• [Task details]:
Each line of the data below containing "בחירת" needs to be listed.

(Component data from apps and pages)

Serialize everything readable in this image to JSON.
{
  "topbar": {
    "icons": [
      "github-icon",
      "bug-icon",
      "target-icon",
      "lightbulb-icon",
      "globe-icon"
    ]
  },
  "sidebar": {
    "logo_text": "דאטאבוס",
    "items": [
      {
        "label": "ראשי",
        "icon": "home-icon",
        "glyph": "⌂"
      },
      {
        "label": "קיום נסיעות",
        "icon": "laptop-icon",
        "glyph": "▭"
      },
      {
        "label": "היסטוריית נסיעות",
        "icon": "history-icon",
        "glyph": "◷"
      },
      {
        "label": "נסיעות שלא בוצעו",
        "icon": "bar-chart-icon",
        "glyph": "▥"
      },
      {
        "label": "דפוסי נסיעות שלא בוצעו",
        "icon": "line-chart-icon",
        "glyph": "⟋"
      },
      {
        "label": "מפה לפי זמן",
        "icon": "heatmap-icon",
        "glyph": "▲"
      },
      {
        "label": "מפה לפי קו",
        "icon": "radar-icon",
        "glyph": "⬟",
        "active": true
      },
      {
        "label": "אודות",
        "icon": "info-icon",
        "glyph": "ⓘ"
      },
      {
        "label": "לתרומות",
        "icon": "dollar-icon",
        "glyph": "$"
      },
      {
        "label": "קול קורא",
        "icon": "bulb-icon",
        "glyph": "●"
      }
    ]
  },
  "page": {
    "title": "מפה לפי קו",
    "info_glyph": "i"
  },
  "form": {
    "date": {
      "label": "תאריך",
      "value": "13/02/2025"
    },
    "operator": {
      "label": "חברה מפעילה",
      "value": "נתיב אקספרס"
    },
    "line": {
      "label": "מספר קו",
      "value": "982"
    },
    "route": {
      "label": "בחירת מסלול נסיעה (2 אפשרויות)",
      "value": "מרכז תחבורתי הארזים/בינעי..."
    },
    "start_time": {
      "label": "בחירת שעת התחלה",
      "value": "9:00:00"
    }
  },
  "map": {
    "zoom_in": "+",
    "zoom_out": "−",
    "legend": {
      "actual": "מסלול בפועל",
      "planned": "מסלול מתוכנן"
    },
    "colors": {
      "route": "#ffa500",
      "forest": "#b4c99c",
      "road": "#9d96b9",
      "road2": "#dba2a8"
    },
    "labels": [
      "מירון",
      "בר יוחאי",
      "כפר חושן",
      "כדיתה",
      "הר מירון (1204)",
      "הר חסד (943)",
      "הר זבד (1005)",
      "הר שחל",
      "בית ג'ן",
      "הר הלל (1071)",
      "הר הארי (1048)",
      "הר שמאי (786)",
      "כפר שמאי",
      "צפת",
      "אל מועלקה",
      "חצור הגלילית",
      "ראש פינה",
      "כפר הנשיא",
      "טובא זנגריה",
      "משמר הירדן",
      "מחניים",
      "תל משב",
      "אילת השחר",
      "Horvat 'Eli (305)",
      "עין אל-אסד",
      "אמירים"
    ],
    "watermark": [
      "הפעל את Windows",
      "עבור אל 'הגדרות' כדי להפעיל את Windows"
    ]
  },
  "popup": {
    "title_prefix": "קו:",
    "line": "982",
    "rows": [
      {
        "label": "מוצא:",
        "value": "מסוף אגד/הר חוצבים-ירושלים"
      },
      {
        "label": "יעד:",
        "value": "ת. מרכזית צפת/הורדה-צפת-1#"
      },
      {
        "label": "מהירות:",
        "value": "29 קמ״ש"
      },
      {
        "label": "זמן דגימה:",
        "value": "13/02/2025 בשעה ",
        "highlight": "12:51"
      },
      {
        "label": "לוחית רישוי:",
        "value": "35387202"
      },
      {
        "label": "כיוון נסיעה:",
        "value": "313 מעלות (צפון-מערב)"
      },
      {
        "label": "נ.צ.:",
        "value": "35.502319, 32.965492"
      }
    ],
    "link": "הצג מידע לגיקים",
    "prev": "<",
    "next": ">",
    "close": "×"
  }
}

• [Task result]:
      "label": "בחירת מסלול נסיעה (2 אפשרויות)",
      "label": "בחירת שעת התחלה",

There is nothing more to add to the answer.